To be eligible, Jack maintained a minimum 3.0 grade point average and demonstrated a commitment to education, campus and community involvement and leadership.
A native of Lake Oswego, Oregon, Jack recently graduated with a major in kinesiology (3.71 GPA) and minor in business. He announced prior to the 2018 season that he will attend Regis University in Denver starting in August, pursuing a graduate degree in physical therapy. He was named the Pac-12 Scholar-Athlete of the Year for baseball in June.
Jack was a three-time Pac-12 All-Academic selection and twice named a CoSIDA Academic All-District 8 selection. He served as the community service liaison for the Oregon State baseball program, and the Vice President of the Student-Athlete Advisory Committee.

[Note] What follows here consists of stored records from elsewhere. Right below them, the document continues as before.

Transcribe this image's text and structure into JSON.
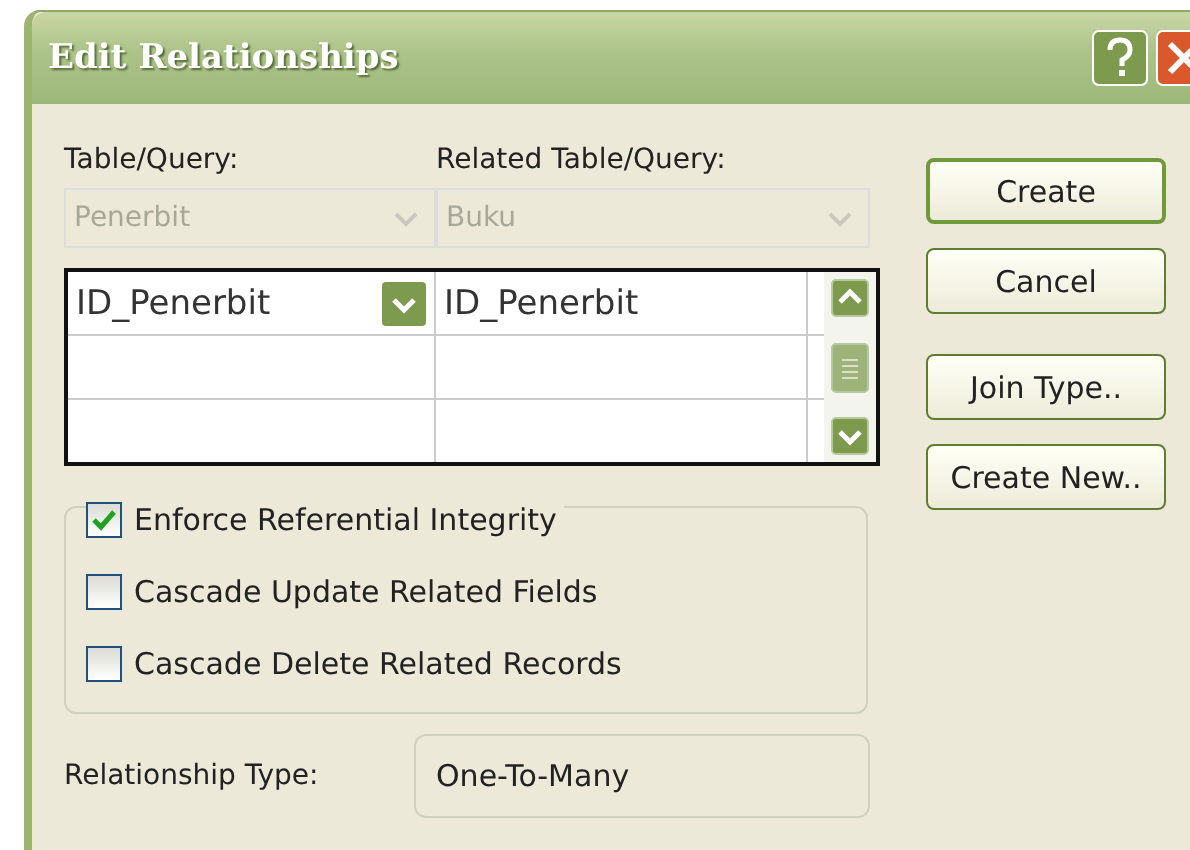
{
  "window": {
    "title": "Edit Relationships"
  },
  "table_query": {
    "label": "Table/Query:",
    "value": "Penerbit",
    "disabled": true
  },
  "related_table_query": {
    "label": "Related Table/Query:",
    "value": "Buku",
    "disabled": true
  },
  "field_grid": {
    "rows": [
      {
        "field": "ID_Penerbit",
        "related_field": "ID_Penerbit"
      }
    ]
  },
  "options": [
    {
      "label": "Enforce Referential Integrity",
      "checked": true
    },
    {
      "label": "Cascade Update Related Fields",
      "checked": false
    },
    {
      "label": "Cascade Delete Related Records",
      "checked": false
    }
  ],
  "relationship_type": {
    "label": "Relationship Type:",
    "value": "One-To-Many"
  },
  "buttons": [
    {
      "label": "Create",
      "default": true
    },
    {
      "label": "Cancel",
      "default": false
    },
    {
      "label": "Join Type..",
      "default": false
    },
    {
      "label": "Create New..",
      "default": false
    }
  ]
}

He was heavily involved in community service, from participating in Beavers Without Borders to volunteering at animal shelters, among many other events.
He played in 175 games over four seasons for Oregon State, batting .276 with 18 doubles, two triples, one home run and 67 runs batted in. He was named All-Pac-12 in 2017.
To be selected for a Pac-12 Postgraduate Scholarship, a student-athlete must have:
- Maintained an overall undergraduate minimum cumulative grade-point average of 3.00 (based on a 4.00 scale);
- Completed his/her final season of intercollegiate athletics eligibility in all sports or be in his/her final year of undergraduate study, having exhausted athletics eligibility in all sports;
- Been accepted to or already be enrolled as a full-time student in a graduate or professional program at an accredited institution, or in a postgraduate program for which an undergraduate degree is required for admission;
- Performed with distinction as a member of a varsity team; and
- Exemplified behavior, both in competition and beyond, in a manner that has brought credit to the student-athlete, the institution and intercollegiate athletics.